Islamic law forbids the construction of new churches or the repair of existing ones. The Muslims who attacked the church undoubtedly had that in mind: once it was destroyed, it would stay that way. But if nothing else, the army seems to have calculated that leaving matters there would reward and embolden the Tiny Minority of Extremists who are already galloping to power and influence in post-Mubarak Egypt and could potentially threaten the military’s hold on power.
The military regime in Egypt has attempted to ease interfaith relations by ordering the restorations of an Egyptian church destroyed by Islamist extremists earlier this month.
A group of craftsmen have been dispatched and are working to restore St. Mary’s Church in Imbaba, a suburb of Egyptian capital Cairo.
Rising tensions between Christians and Muslims in Egypt have seen an escalation in violence over recent months. However, the country’s military rulers are looking to calm both sides and have ordered that the gutted church be restored immediately.
Workers have quickly moved in and are hoping to complete work in just three weeks, even though such work would normally be completed in closer to three months.
Despite the urgent way the ruling military have gone about trying to correct the wrong that was done, critics fear that the rulers will struggle to ease interfaith relations. In particular, they are skeptical of the new regime being able to keep peace without resorting to the violent tactics that ex-President Hosni Mubarak used.
The church in question suffered heavy damage through the fire started by Islamic militants, with the entire ground floor of the church left in ruin.
One of Egypt’s largest construction firms has now moved in and will use special chemicals and paint to rescue as many of the church artifacts and paintings as possible.
Malak Gerges was inside the church at the time of the attack, and he reported to Reuters how the Islamist aggressors “dragged me out and threatened and abused me.”
Although Gerges survived the attack, one other attendant at the church was not so fortunate.
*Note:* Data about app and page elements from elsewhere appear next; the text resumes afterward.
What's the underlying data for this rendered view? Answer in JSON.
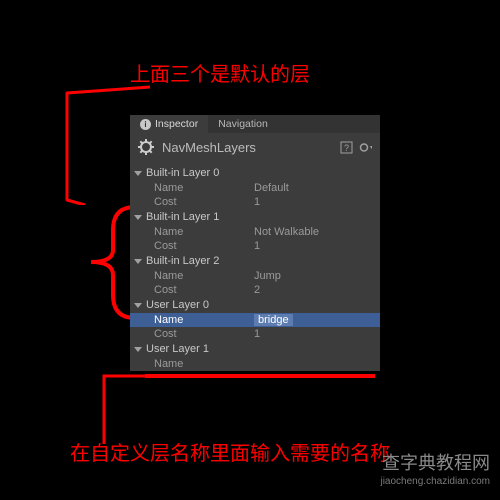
{
  "annotations": {
    "top": "上面三个是默认的层",
    "bottom": "在自定义层名称里面输入需要的名称"
  },
  "watermark": {
    "line1": "查字典教程网",
    "line2": "jiaocheng.chazidian.com"
  },
  "panel": {
    "tabs": {
      "inspector": "Inspector",
      "navigation": "Navigation"
    },
    "title": "NavMeshLayers",
    "layers": [
      {
        "head": "Built-in Layer 0",
        "name_label": "Name",
        "name_value": "Default",
        "cost_label": "Cost",
        "cost_value": "1"
      },
      {
        "head": "Built-in Layer 1",
        "name_label": "Name",
        "name_value": "Not Walkable",
        "cost_label": "Cost",
        "cost_value": "1"
      },
      {
        "head": "Built-in Layer 2",
        "name_label": "Name",
        "name_value": "Jump",
        "cost_label": "Cost",
        "cost_value": "2"
      },
      {
        "head": "User Layer 0",
        "name_label": "Name",
        "name_value": "bridge",
        "cost_label": "Cost",
        "cost_value": "1",
        "selected": true
      },
      {
        "head": "User Layer 1",
        "name_label": "Name",
        "name_value": ""
      }
    ]
  }
}
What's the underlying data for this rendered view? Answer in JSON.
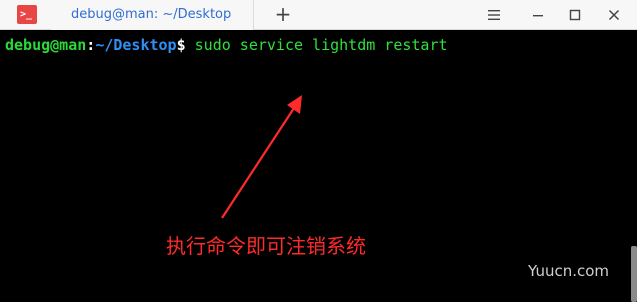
{
  "window": {
    "tab_title": "debug@man: ~/Desktop",
    "new_tab_label": "+",
    "app_icon_glyph": ">_",
    "icons": {
      "app": "terminal-icon",
      "menu": "hamburger-menu-icon",
      "minimize": "minimize-icon",
      "maximize": "maximize-icon",
      "close": "close-icon"
    }
  },
  "terminal": {
    "prompt": {
      "user_host": "debug@man",
      "colon": ":",
      "path": "~/Desktop",
      "dollar": "$",
      "command": " sudo service lightdm restart"
    },
    "colors": {
      "user": "#29d93a",
      "path": "#2f8ff5",
      "command": "#2fe03d",
      "background": "#000000"
    }
  },
  "annotation": {
    "text": "执行命令即可注销系统",
    "color": "#ff2a2a",
    "arrow_icon": "arrow-icon"
  },
  "watermark": {
    "text": "Yuucn.com"
  }
}
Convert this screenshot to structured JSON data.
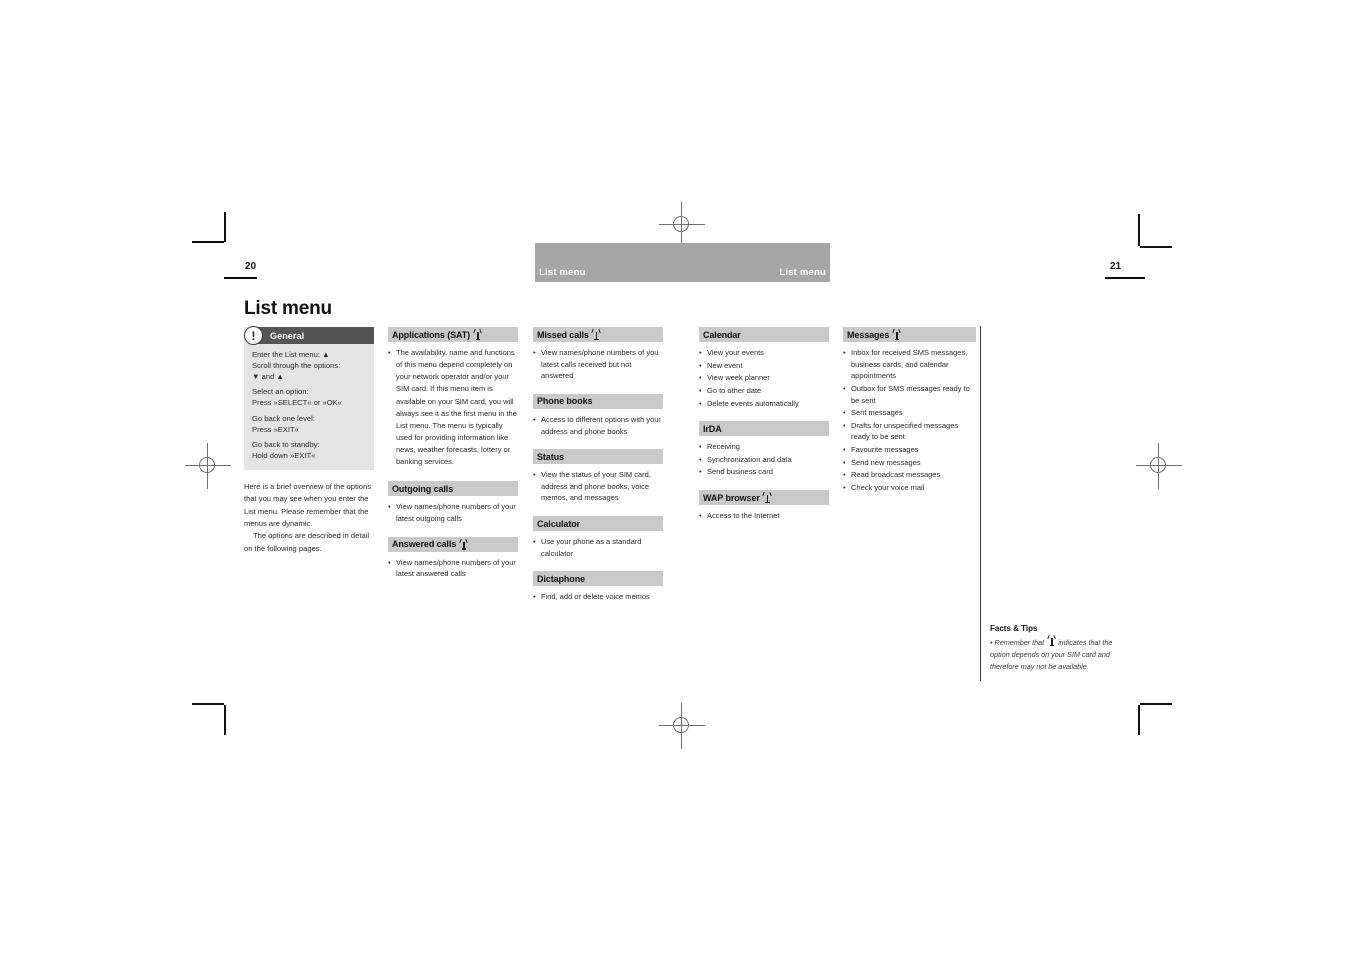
{
  "document": {
    "running_head_left": "List menu",
    "running_head_right": "List menu",
    "folio_left": "20",
    "folio_right": "21",
    "page_title": "List menu",
    "sim_icon_name": "sim-dependent-icon",
    "colors": {
      "header_bar": "#a6a6a6",
      "section_header": "#c9c9c9",
      "callout_header": "#555555",
      "callout_body": "#e4e4e4",
      "text": "#2a2a2a"
    }
  },
  "general": {
    "header_label": "General",
    "icon": "exclamation-circle-icon",
    "lines": [
      "Enter the List menu:  ▲\nScroll through the options:\n   ▼  and  ▲",
      "Select an option:\nPress »SELECT« or »OK«",
      "Go back one level:\nPress »EXIT«",
      "Go back to standby:\nHold down »EXIT«"
    ]
  },
  "intro": {
    "paragraph_1": "Here is a brief overview of the options that you may see when you enter the List menu. Please remember that the menus are dynamic.",
    "paragraph_2": "The options are described in detail on the following pages."
  },
  "sections": {
    "applications_sat": {
      "title": "Applications (SAT)",
      "sim_dependent": true,
      "items": [
        "The availability, name and functions of this menu depend completely on your network operator and/or your SIM card. If this menu item is available on your SIM card, you will always see it as the first menu in the List menu. The menu is typically used for providing information like news, weather forecasts, lottery or banking services."
      ]
    },
    "outgoing_calls": {
      "title": "Outgoing calls",
      "sim_dependent": false,
      "items": [
        "View names/phone numbers of your latest outgoing calls"
      ]
    },
    "answered_calls": {
      "title": "Answered calls",
      "sim_dependent": true,
      "items": [
        "View names/phone numbers of your latest answered calls"
      ]
    },
    "missed_calls": {
      "title": "Missed calls",
      "sim_dependent": true,
      "items": [
        "View names/phone numbers of you latest calls received but not answered"
      ]
    },
    "phone_books": {
      "title": "Phone books",
      "sim_dependent": false,
      "items": [
        "Access to different options with your address and phone books"
      ]
    },
    "status": {
      "title": "Status",
      "sim_dependent": false,
      "items": [
        "View the status of your SIM card, address and phone books, voice memos, and messages"
      ]
    },
    "calculator": {
      "title": "Calculator",
      "sim_dependent": false,
      "items": [
        "Use your phone as a standard calculator"
      ]
    },
    "dictaphone": {
      "title": "Dictaphone",
      "sim_dependent": false,
      "items": [
        "Find, add or delete voice memos"
      ]
    },
    "calendar": {
      "title": "Calendar",
      "sim_dependent": false,
      "items": [
        "View your events",
        "New event",
        "View week planner",
        "Go to other date",
        "Delete events automatically"
      ]
    },
    "irda": {
      "title": "IrDA",
      "sim_dependent": false,
      "items": [
        "Receiving",
        "Synchronization and data",
        "Send business card"
      ]
    },
    "wap_browser": {
      "title": "WAP browser",
      "sim_dependent": true,
      "items": [
        "Access to the Internet"
      ]
    },
    "messages": {
      "title": "Messages",
      "sim_dependent": true,
      "items": [
        "Inbox for received SMS messages, business cards, and calendar appointments",
        "Outbox for SMS messages ready to be sent",
        "Sent messages",
        "Drafts for unspecified messages ready to be sent",
        "Favourite messages",
        "Send new messages",
        "Read broadcast messages",
        "Check your voice mail"
      ]
    }
  },
  "facts_and_tips": {
    "title": "Facts & Tips",
    "text_before_icon": "Remember that",
    "text_after_icon": "indicates that the option depends on your SIM card and therefore may not be available."
  }
}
Rescue workers found his burned corpse as they plied their way through the remains of the church.
Many of Egypt’s Christians, who make up only 10 percent of the country’s population, currently fear further attacks. However, Egypt’s ruling military council has vowed to protect Christians by increasing security around churches.